Welcome to Craighead Wind Farm
The aim of this website is to provide easy access to the latest information on Craighead Wind Farm, as well as how you can get involved and share your views.
Galileo is proposing a wind farm on land northwest of the hamlet of Carnbo in Kinross-shire, located approximately 6km northwest of Kinross and 7.5km northeast of Dollar.
Comprising 8 turbines, the development is proposed to have a generating capacity of up to 48 megawatts (MW).
At Galileo, we are committed to working with local communities and stakeholders to responsibly develop renewable energy projects that help to deliver Scottish climate change targets and ensure a green and sustainable future for generations to come.
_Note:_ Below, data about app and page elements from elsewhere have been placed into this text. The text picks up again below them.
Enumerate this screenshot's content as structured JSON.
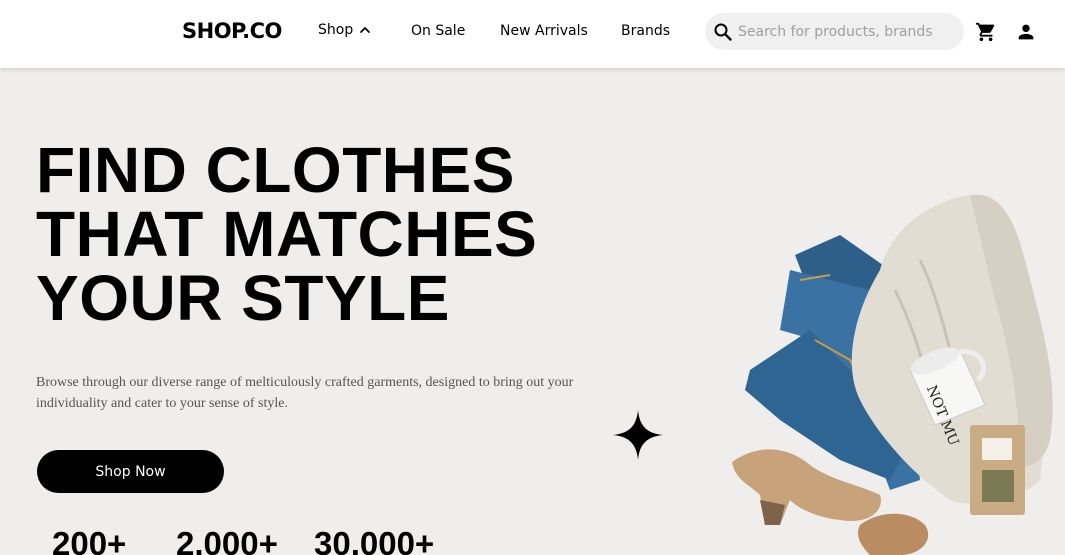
{
  "header": {
    "logo": "SHOP.CO",
    "nav": {
      "shop": "Shop",
      "on_sale": "On Sale",
      "new_arrivals": "New Arrivals",
      "brands": "Brands"
    },
    "search": {
      "placeholder": "Search for products, brands and more"
    },
    "icons": [
      "search-icon",
      "cart-icon",
      "user-icon",
      "chevron-up-icon"
    ]
  },
  "hero": {
    "title_lines": [
      "FIND CLOTHES",
      "THAT MATCHES",
      "YOUR STYLE"
    ],
    "description": "Browse through our diverse range of melticulously crafted garments, designed to bring out your individuality and cater to your sense of style.",
    "cta_label": "Shop Now",
    "stats": [
      "200+",
      "2,000+",
      "30,000+"
    ]
  },
  "colors": {
    "background": "#f0eeed",
    "header_bg": "#ffffff",
    "button_bg": "#000000",
    "button_text": "#ffffff",
    "search_bg": "#f0f0f0"
  }
}
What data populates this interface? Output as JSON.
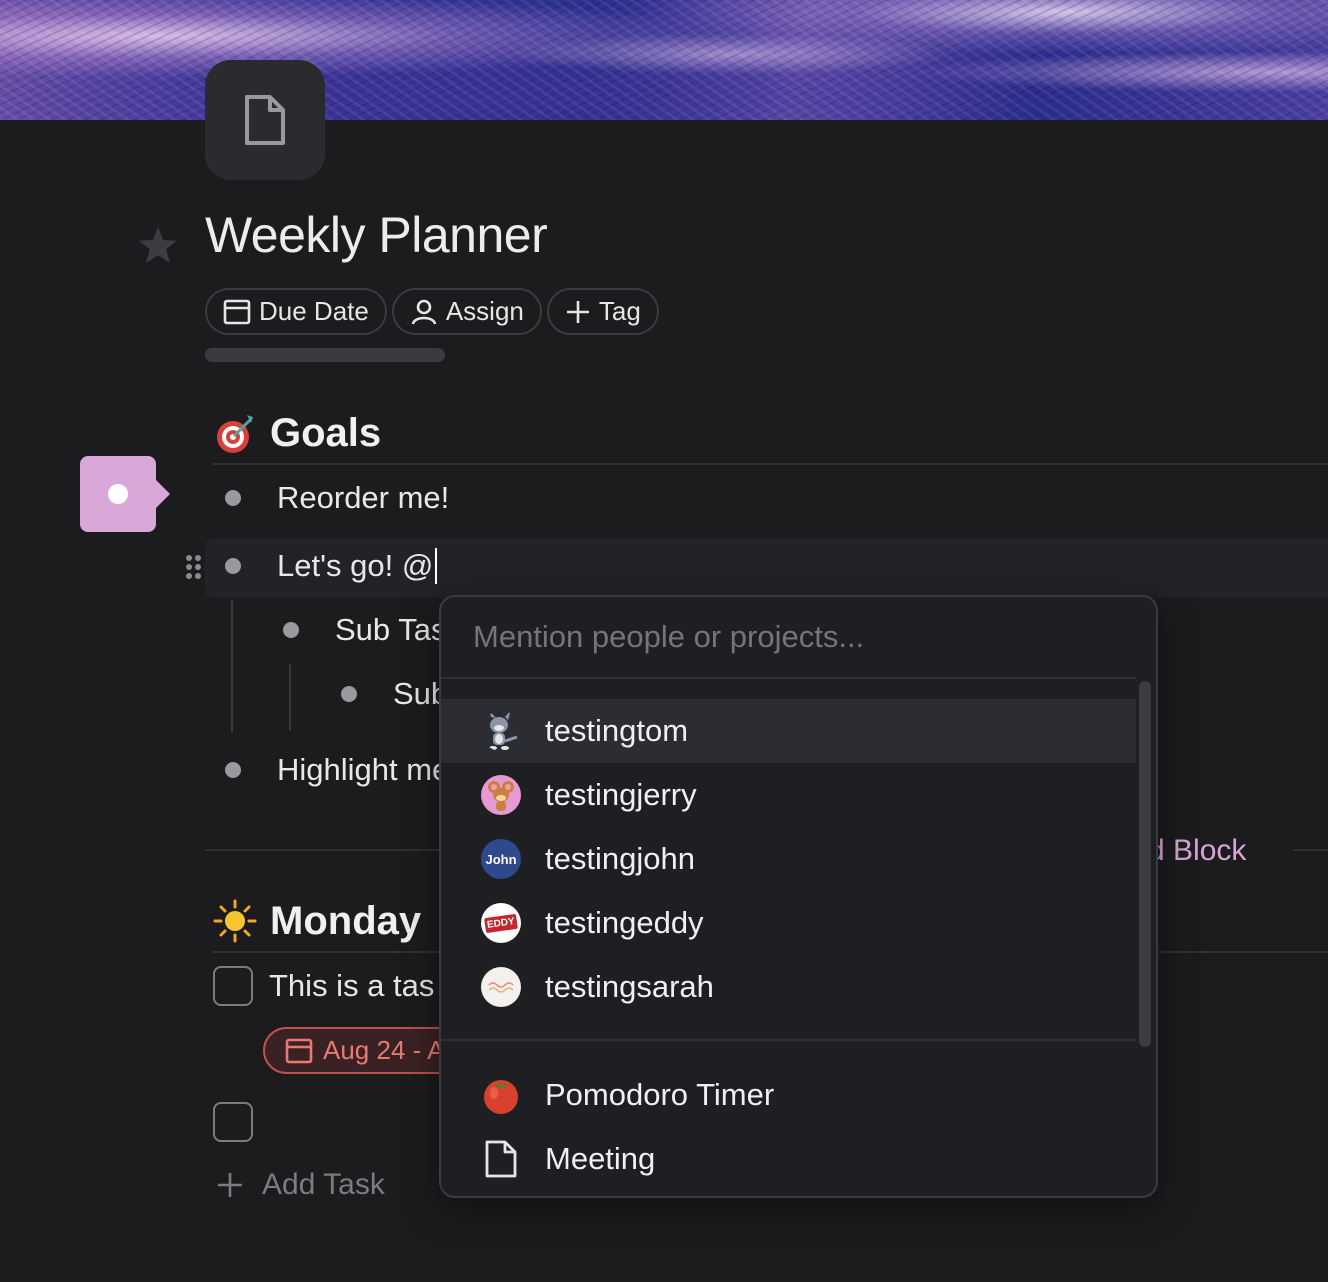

The Craighead Wind Farm project will make a sizeable contribution to the decarbonisation of our electricity system and reduce greenhouse gas emissions, as well as delivering significant community benefits, including the potential for reductions in electricity bills.
The proposal for Craighead Wind Farm is set against the backdrop of the climate emergency, and the need to transition to renewable energy sources, reducing greenhouse gas emissions from polluting fossil fuels.
It is no understatement to say that man-made climate change is the defining crisis of our time, and it is happening even more quickly than we feared, with major global impacts.
Craighead Wind Farm will play its part in tackling the overall challenge and supporting the delivery of the Scottish Government’s ambitious legally-binding target of net-zero greenhouse gas emissions by 2045.2 It could power the equivalent of up to around 33,600 homes annually with clean, low-cost renewable electricity.3
Replacing polluting fossil fuels, the dominant cause of global warming, the wind farm could save up to around 47,000 tonnes of carbon dioxide emissions annually, supporting our transition to a low-carbon future.4 This is the equivalent of taking up to around 27,900 cars off the road.5
Recent events, such as the war in Ukraine, have also focused people’s minds on the risks of overreliance on imported fossil fuels, with the rising cost of gas driving the huge increase in energy bills, a key cause of the cost-of-living crisis.
Onshore wind is one of the cheapest sources of new-build electricity generation in the UK, and therefore has a key role to play in addressing this crisis.
The growth of secure homegrown renewable energy can also help to insulate Scotland and the rest of the UK from future price shocks, and play a key role in decarbonising heat, power and transport.